  • Worse still, the rule imposes a bar on not only asylum, but also withholding of removal, a related humanitarian protection that our government is required to provide people fleeing life-threatening persecution under both U.S. and international law.

For a useful template from Human Rights First, click here.

To post a comment, click here. Click the Comment box for Proposed Rule Security Bars and Processing, RIN 1615-AC57.

Personalizing your Comment Letter

There is a fairly small character limit if the comment box is used, so we encourage everyone to tweak and play around with the language and formatting of the various templates that are out there, and then save your personalized version to a PDF and upload it as a PDF document. This allows the whole comment to be considered regardless of the character limit. You don’t need an account, but if you want to sign up for one, you’ll be notified when your comment is publicly posted and when it’s mentioned in any future response.  

How to personalize the comment (choose one or more):

  • Change the formatting (remove or change the title/subtitle), switch from bullet points to paragraphs or numbered statements, change the font, change the font size, change the spacing, change the margins, etc.)
  • Delete certain paragraphs that you don’t understand or don’t agree with or don’t think aid anything
  • Add one or more of your own arguments if you think anything wasn’t mentioned
  • Add arguments based in feelings (for example, “I think the proposed regulation is unfair because it is intentionally designed to discriminate against one of the most vulnerable populations in America. People who come to America seeking refuge should not be treated like animals, they should be treated with humanity.” – etc.)
  • Rephrase some or all of the arguments used in the Word doc and put them into your own words (like when you were plagiarizing that paper on Julius Caesar back in 10th grade)
  • Put the arguments into a different order (they’re broken up by bullet point so this should be easy to do)
  • Upload PDF documents you think support your position (in addition to your comment)
  • Delete the formal legal citations if you don’t know what they mean – you’ll want to leave in the ones about 85 Fed. Reg. 36264 (June 15, 2020) though.
  • Sign your name at the bottom
  • Talk about who you are and why your opinion matters
  • Suggest alternatives to the proposed regulation’s new rules (to the extent you can gleam what the new rules are from the attached comment template)

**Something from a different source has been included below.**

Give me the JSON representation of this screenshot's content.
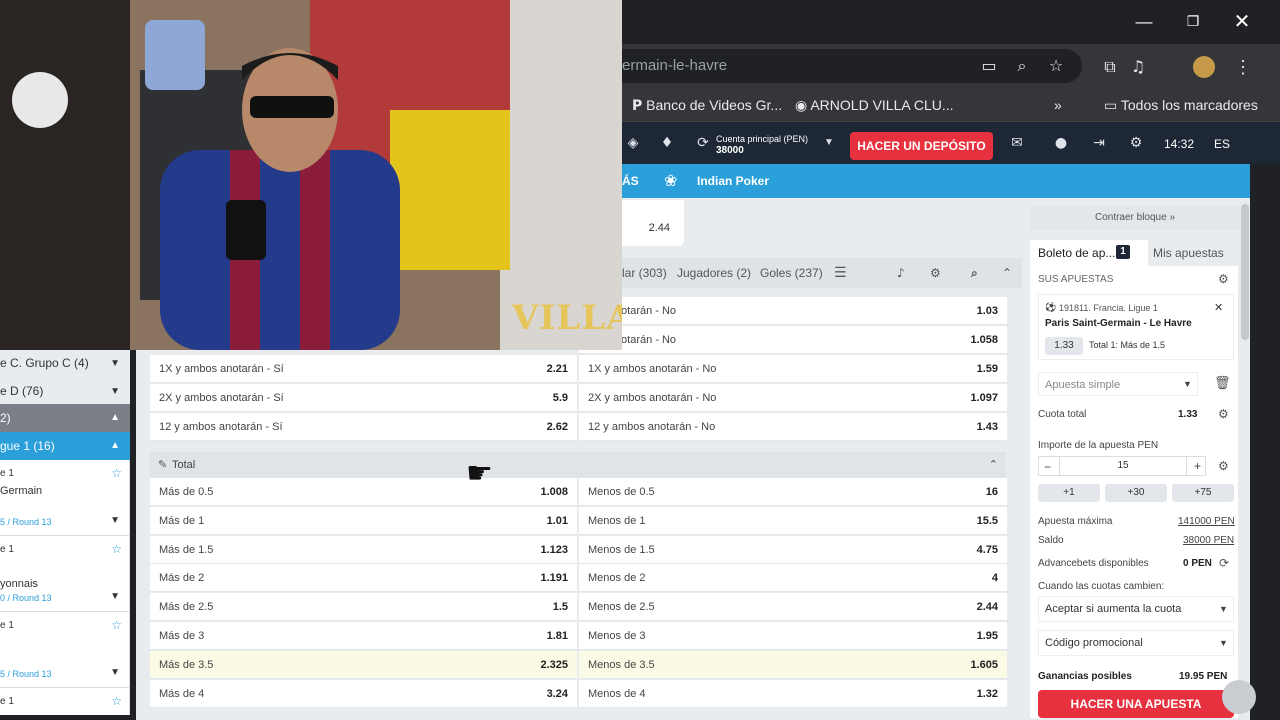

One More Thing!

Please share this information with anyone you can think of that might be interested in submitting a comment to help potential asylees. We need a barrage of comments to slow this process down as much as possible with the hopes that the current administration won’t have enough time left in office to promulgate a final rule.

Summary of Past Regulations and Actions

There are a dozen sweeping provisions, but here are a few:

  • Completely barring asylum on the basis of gender, which would invalidate protections for individuals seeking safety from gender-based violence 
  • Changing the very definition of “persecution” and “torture” 
  • Allowing judges to deny asylum applications without ever allowing the individual their day in court 
  • Redefining some of the core grounds for asylum claims, including membership in a “particular social group,” which could have a dire impact on LGBTQ individuals 
  • Denying asylum to people who entered the country unlawfully, or who submitted their asylum application more than a year after entering the country without exceptions 
  • Barring an individual who travels to the U.S. through two or more countries from asylum, who has ever failed to file taxes, or who has ever withdrawn a prior application for asylum.